So, in order for an essentially one-sided contract to still be valid and binding, the contract will generally be written so that one side gives up something of value, while the other side gives a token sum such as one pound, one dollar, or—literally—one peppercorn.
Peppercorn payments are sometimes used when a struggling company is sold. A failing company's net worth may actually be negative, since its liabilities may exceed its assets. So if some other party agrees to take over the company and assume its liabilities as well as its assets, the seller may actually agree to make a large payment to the buyer. But the buyer must still make some payment for the company—even if that payment is only one dollar or one pound—in order to establish that both sides have given consideration.
A peppercorn is also used in more balanced contracts, where one side wishes to conceal the nature of their payment. For example, since real estate contracts are generally matters of public record, the purchaser of a house may not wish to list the exact amount of the payment on the contract. But there must be some specific payment listed in the contract, or the contract will be considered void for lack of consideration. So the contract may be written to reflect that the house is being sold in return for "ten dollars and other good and valuable consideration". The ten dollars is the "peppercorn" that provides concrete consideration and ensures that the contract is valid, while the actual amount paid for the house is hidden and referred to only as the "good and valuable consideration".

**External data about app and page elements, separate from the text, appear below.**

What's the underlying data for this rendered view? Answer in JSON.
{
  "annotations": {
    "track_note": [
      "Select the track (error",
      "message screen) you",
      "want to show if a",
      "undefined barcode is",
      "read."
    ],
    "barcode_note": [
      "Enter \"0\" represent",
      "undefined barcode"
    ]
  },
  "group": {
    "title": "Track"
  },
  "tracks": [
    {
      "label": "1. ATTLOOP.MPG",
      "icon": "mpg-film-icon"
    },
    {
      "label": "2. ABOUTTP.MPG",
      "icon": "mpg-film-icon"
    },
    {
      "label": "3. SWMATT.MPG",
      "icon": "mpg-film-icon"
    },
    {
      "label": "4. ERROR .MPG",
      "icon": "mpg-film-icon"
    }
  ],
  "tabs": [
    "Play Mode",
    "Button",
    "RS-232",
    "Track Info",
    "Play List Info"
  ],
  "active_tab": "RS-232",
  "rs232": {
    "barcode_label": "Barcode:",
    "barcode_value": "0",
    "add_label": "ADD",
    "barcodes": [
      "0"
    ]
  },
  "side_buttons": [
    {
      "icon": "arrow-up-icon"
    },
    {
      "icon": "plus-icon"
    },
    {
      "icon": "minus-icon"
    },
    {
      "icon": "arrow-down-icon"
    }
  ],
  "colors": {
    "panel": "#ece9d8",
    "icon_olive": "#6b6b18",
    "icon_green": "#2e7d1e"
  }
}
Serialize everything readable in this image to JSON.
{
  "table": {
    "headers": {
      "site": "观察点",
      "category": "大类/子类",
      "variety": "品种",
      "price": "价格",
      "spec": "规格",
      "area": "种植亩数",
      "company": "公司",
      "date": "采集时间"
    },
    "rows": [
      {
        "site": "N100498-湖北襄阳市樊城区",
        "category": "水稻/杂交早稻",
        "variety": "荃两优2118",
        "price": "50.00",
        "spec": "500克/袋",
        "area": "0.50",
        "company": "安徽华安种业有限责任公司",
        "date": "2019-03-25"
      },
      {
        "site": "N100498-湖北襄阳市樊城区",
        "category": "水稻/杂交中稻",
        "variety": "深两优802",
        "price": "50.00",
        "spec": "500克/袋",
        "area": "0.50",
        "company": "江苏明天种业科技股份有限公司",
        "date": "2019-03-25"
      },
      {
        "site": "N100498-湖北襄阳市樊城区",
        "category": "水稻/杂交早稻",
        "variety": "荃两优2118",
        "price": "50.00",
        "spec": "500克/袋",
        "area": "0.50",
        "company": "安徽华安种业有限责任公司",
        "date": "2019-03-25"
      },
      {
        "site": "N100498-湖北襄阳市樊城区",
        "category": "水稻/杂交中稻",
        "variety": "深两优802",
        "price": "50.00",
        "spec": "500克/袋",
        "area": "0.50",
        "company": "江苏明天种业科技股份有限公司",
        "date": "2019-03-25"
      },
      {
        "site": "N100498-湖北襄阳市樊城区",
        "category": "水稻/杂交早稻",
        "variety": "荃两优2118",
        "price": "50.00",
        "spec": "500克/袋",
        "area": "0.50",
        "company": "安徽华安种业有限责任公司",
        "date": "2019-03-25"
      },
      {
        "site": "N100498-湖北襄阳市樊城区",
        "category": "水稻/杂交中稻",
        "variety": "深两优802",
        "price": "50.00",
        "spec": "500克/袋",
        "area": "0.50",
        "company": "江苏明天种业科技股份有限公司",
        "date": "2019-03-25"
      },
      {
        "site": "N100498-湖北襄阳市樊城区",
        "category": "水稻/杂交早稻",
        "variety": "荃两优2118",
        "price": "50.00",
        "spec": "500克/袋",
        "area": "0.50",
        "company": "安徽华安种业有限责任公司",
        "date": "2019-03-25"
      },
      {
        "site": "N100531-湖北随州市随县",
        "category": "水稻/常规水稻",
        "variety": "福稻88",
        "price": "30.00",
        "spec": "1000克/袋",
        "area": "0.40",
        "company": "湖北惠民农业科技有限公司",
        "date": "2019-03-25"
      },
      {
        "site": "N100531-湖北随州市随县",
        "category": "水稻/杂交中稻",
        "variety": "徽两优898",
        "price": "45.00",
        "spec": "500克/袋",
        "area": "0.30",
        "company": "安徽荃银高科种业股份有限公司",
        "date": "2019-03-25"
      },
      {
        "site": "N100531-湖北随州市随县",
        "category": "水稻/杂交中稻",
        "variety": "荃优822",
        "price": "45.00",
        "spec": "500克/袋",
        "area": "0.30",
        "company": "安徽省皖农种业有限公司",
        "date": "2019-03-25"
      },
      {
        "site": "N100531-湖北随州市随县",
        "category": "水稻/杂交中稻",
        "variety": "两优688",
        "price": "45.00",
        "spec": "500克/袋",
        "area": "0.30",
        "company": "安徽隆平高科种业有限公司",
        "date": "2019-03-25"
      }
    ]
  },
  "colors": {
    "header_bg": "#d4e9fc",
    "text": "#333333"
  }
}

Another common example of a peppercorn payment being used in legal contracts is the English practice of peppercorn rent, which refers to a nominal rental sum for property, land or buildings. Where a rental contract is put in place and the owner of the property wishes it to be rent-free it is normal to charge, say, one pound sterling as a peppercorn rent. Again, this is because, if the owner wants to lease the property, they must charge some rent so that consideration exists for both parties.
Furthermore, a peppercorn rent is often used as a form of nominal ground rent where a (potentially substantial) premium has also been paid on commencement of a long lease of, say, 99 or 125 years (a "virtual freehold"). The notional collection of the annual peppercorn rent helps to maintain a formal landlord and tenant relationship between the two parties, precluding the risk of a claim for adverse possession from the tenant arising, were no consideration to be paid for an extended period.
The Masonic Lodge of St. George's, Bermuda, rents the Old State House as their lodge for the annual sum of a single peppercorn, presented to the Governor of Bermuda on a velvet cushion atop a silver platter, in an annual ceremony performed since 1816 on or about April 23.
The Sevenoaks Vine Cricket Club in Sevenoaks, England, rent the Vine Cricket Ground from Sevenoaks Town Council at a yearly rent of one peppercorn. It is many years since the club paid only one peppercorn for the rent of the pavilion. The council in return, if requested, gives a new cricket ball to Baron Sackville every year.
- See e.g. Batsakis v. Demotsis, 226 S.W.2d 673 (Court of Civil Appeals of Texas, 1949).
- 138 Mich. 612, 101 N.W. 852 (Supreme Court of Michigan, 1904).